* Your goal *
Line count for the string "member" in the records below: report that figure and nothing else.

* Task material *

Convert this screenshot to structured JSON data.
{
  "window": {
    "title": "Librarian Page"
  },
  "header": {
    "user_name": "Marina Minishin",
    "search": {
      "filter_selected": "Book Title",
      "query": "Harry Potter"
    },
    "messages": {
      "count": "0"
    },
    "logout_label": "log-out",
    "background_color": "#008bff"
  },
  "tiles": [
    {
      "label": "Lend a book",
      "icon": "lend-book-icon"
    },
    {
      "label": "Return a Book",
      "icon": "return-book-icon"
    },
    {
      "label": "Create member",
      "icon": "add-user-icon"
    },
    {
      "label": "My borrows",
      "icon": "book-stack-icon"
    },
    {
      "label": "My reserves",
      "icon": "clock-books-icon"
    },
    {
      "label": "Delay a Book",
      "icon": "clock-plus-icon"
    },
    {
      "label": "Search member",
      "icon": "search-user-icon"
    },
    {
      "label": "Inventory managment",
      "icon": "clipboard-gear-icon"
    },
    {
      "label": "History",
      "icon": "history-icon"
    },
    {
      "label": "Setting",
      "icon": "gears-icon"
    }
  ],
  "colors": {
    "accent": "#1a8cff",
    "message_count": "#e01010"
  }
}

* Result of the exercise *
2